Opinion by Del Tinsley
In the beginning at the Wyoming Livestock Roundup by: Del Tinsley
It’s been 25 years. Wow, time travels fast as we look back. The Wyoming Livestock Roundup was 18 months old when I purchased half interest in it in 1990. We had about 1,034 paid subscribers and mailed out some 1,500 complementary issues a week. Aside from partner Bill Glanz and myself, we had two full time employees. At that time, we were located in Worland.
I had always loved agriculture, and growing up in eastern Wyoming and working on ranches, I got my first ranch job the summer I turned 14. That summer, I worked for a rancher on Horseshoe Creek west of Glendo for three dollars a day, plus room and board.
In the early 1960s, I took a job with the Wyoming Stockman Farmer – a monthly based out of Cheyenne – selling advertising. About five years later, I was offered a job with The Record Stockman in Denver, Colo. It was a big change for a young man who had never spent time out of rural Wyoming. I traveled Texas, New Mexico, Arizona and Colorado, mostly, and I soon learned that Wyoming has some very good cattle. After seven years of traveling, I wanted my children to grow up in Wyoming and experience the things I did as a child. I sold my one-third interest in the Record Stockman and purchased 25 percent interest in Stockman’s Livestock Auction in Torrington where I spent the next 11 years selling commercial cattle.
When the opportunity to purchase half interest in the Roundup came my way, I jumped all over it. After a few years, I was offered the chance to buy out my partner and later, we moved the headquarters to Casper.

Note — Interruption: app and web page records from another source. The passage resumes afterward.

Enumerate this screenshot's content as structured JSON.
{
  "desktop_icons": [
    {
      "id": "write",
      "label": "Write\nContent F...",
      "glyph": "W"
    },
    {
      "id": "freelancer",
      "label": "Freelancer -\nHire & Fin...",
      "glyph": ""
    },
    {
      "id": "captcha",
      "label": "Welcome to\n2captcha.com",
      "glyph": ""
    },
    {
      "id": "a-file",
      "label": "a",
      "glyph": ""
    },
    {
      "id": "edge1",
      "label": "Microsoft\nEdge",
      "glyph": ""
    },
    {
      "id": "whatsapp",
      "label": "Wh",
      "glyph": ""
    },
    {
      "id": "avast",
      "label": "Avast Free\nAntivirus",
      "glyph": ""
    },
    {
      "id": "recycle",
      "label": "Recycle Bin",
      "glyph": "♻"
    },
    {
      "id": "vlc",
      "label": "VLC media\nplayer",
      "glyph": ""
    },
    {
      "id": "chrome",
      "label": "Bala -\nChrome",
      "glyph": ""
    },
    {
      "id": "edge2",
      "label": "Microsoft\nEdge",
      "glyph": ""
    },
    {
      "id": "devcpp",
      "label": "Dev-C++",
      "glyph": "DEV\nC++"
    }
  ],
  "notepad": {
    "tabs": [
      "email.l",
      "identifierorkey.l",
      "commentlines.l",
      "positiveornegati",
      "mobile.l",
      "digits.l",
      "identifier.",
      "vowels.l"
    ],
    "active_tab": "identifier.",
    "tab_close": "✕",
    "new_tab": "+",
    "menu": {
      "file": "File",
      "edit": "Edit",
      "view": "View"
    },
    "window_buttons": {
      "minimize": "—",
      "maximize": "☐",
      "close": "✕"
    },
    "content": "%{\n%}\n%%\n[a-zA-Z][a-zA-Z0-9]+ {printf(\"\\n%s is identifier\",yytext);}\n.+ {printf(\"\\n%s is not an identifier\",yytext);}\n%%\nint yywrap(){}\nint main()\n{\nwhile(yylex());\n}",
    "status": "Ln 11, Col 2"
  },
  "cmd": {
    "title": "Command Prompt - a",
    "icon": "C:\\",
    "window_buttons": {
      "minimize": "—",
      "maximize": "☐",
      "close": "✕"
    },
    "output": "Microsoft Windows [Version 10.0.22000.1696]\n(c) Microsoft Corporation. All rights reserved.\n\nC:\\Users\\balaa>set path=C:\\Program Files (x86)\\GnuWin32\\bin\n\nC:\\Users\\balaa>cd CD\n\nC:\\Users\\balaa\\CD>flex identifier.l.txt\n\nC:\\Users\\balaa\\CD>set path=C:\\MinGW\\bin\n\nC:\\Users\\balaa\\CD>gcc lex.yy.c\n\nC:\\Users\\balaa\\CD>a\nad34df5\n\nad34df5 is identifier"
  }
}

If you think that technology has changed over the last 25 years at your place, just imagine how much computers, internet, cell phones and printing presses have changed in the publication business. Terms like engravings and paste-up used then have since been replaced with words like offset, scan, email and digital.
The reason the Wyoming Livestock Roundup was an instant success is the people in Wyoming agriculture who gave the publication overwhelming support. Along with FFA, 4-H, Stock Growers, Woolgrowers, UW, Farm Bureau, Conservation Districts, Hereford and Angus Associations, livestock auctions, ag banks, implement dealers and more all came on board with support.
Over the years, I had a number of people work for me. If they were good help, they always got offers from larger publications, and some of them moved on. I learned early on that if I hired someone right out of college, they needed to have an ag background and should have studied agriculture in school. It was a real great experience watching them grow in their abilities, along with great work ethic.
Change was not only in the huge in the publication technology. There was a big change during my career in the seedstock industry. In my working lifetime, we went from Herefords and a few Angus breeders to the continental breeds, and back to Angus and Herefords in a matter of about 40 years. We also saw shifts from hardly any record keeping to a string of acronyms as long as your arm.
Looking back over my publication career, the one thing I enjoyed my 15 or so years at the helm of the Wyoming Livestock Roundup was my employees and the industry people. I really miss that part of my life.
I couldn’t have found anyone better to pass the reins to than Dennis Sun, who is taking the publication to a whole new level. Thank you, Wyoming agriculture, for all your support.